The Pack News Wire included an editorial posted on HoosierAGToday.com – under the headline: “The Hidden Agenda Behind The Animal Care Movement.”
This was odd enough. Not the ‘animal rights movement,’ as we typically see. The headline suggests the animal care movement has a hidden agenda. What? – your vet is out to take over the world?

But Gary Truitt actually states – “The real agenda behind the animal activist movement is the total domination and, in some cases, elimination of animal agriculture.”

The fact that this is not happening really doesn’t seem to bother Truitt. But his claims are really based on the fact that those who support compassion and animal welfare want to see abuse exposed, in some cases with undercover video of people actually torturing animals.

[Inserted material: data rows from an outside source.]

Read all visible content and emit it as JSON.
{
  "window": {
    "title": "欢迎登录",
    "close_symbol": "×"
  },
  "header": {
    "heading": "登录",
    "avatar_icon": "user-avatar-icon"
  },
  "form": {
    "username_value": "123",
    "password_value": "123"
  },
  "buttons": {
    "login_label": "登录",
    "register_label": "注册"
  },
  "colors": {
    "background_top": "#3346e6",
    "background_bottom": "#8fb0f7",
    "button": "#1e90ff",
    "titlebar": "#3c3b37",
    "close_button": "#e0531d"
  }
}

So since people with compassion want to prevent acts of animal cruelty and see to it that abuse is uncovered, Truitt falsely claims that means they want total domination. That’s wacky.

AND – A headline on RoyalCentral.co.uk reads – “Animal Welfare Act endangers the Queens corgis.”

And why is this claim made? – Because the act bans the act of tail docking for cosmetic reasons for dogs.
So if breeders don’t get to engage in this completely unnecessary but cruel practice, they just don’t want to breed that dog. So the fear is the Queen won’t be able to buy more corgis because those who set the breed standard won’t like the dogs with full tails – the way nature intended.

From the piece –

The ban on docking has changed the look of the corgi; therefore breeders are not continuing to raise the Pembroke Corgi.
Just because they don’t get to chop off each dog’s tail. That’s wacky.
AND -
Falling below the number required will place in on a “vulnerable native breeds list.”

Native breeds list – ? They are all related to wolves. The welfare of the dogs should come first, not a native breeds list.

The Queen should decree henceforth to adopt homeless pets. What a great example that would set.

 

PACK MENTALITY BLOG: Compassion - teamed with Science and Logic